Think Before You Speak
Children are capable of thoughts before they have the words to vocalize them, according to a study published in Nature July 221 (see also summary by Paul Bloom in the same issue2 and report on Science Now). This contradicts the postmodernist view that thought is conditioned by language, and instead suggests that humans are innately capable of conceptualizing things, and that words are merely the tools for expressing thought. Psychologists experimented with 5-month old infants and concluded that “Language learning therefore seems to develop by linking linguistic forms to universal, pre-existing representations of sound and meaning.” Babies have a plasticity to concepts regardless of language, but “as they grow up, children place less importance on concepts that aren’t emphasized in their language.” Bloom thinks this reinforces the old view of St. Augustine on learning to speak: “By constantly hearing words, as they occurred in various sentences, I collected gradually for what they stood, and having broken in my mouth to these signs, I thereby gave utterance to my will.”
1Hespos and Spelke, “Conceptual precursors to language,” Nature 430, 453 – 456 (22 July 2004); doi:10.1038/nature02634.
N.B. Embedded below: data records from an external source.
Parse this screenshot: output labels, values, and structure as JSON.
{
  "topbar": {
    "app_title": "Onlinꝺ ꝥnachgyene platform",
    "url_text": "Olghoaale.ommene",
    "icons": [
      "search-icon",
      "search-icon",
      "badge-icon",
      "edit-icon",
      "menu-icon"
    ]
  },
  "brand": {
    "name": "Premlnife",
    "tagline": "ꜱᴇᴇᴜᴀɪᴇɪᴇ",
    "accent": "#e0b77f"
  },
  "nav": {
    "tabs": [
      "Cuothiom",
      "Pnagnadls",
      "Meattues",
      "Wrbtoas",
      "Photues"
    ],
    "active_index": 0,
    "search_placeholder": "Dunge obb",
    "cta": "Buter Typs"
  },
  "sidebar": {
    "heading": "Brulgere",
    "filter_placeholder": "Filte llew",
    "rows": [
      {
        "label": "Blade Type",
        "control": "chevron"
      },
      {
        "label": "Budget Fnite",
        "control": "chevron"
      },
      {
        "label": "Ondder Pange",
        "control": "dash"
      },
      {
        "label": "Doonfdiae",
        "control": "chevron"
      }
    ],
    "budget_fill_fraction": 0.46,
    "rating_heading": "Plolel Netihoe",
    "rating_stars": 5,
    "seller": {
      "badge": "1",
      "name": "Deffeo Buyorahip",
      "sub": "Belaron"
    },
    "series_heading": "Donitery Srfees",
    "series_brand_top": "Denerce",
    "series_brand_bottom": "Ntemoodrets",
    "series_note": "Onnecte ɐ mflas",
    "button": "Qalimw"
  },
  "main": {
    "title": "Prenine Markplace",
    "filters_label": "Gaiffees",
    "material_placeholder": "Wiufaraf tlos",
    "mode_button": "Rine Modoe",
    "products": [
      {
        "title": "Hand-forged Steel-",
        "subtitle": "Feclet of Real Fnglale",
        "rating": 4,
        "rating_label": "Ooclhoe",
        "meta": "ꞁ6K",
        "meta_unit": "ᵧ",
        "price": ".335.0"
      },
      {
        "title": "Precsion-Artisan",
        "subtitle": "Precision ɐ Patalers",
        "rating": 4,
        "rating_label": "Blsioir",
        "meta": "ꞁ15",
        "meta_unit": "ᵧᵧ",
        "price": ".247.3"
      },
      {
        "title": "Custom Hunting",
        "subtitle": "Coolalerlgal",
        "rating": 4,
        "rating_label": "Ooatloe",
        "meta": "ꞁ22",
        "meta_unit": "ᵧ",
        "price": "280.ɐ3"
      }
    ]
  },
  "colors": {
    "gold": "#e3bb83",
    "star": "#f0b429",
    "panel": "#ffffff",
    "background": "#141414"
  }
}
Ever have a thought in your mind but couldn’t express it in words? Maybe that’s the frustration a baby feels. She is thinking, “Action-oriented orchestration of innovative inputs generated by the escalation of meaningful indigenous decision-making dialogue can maximize the vital thrust toward a non-alienated viable urban infrastructure contingent upon third-generation time-phase conceptualization,” but all that comes out is “goo goo gah.” Mothers seem to understand all this on their internal Babynet wavelength, but dads should learn to pay better attention.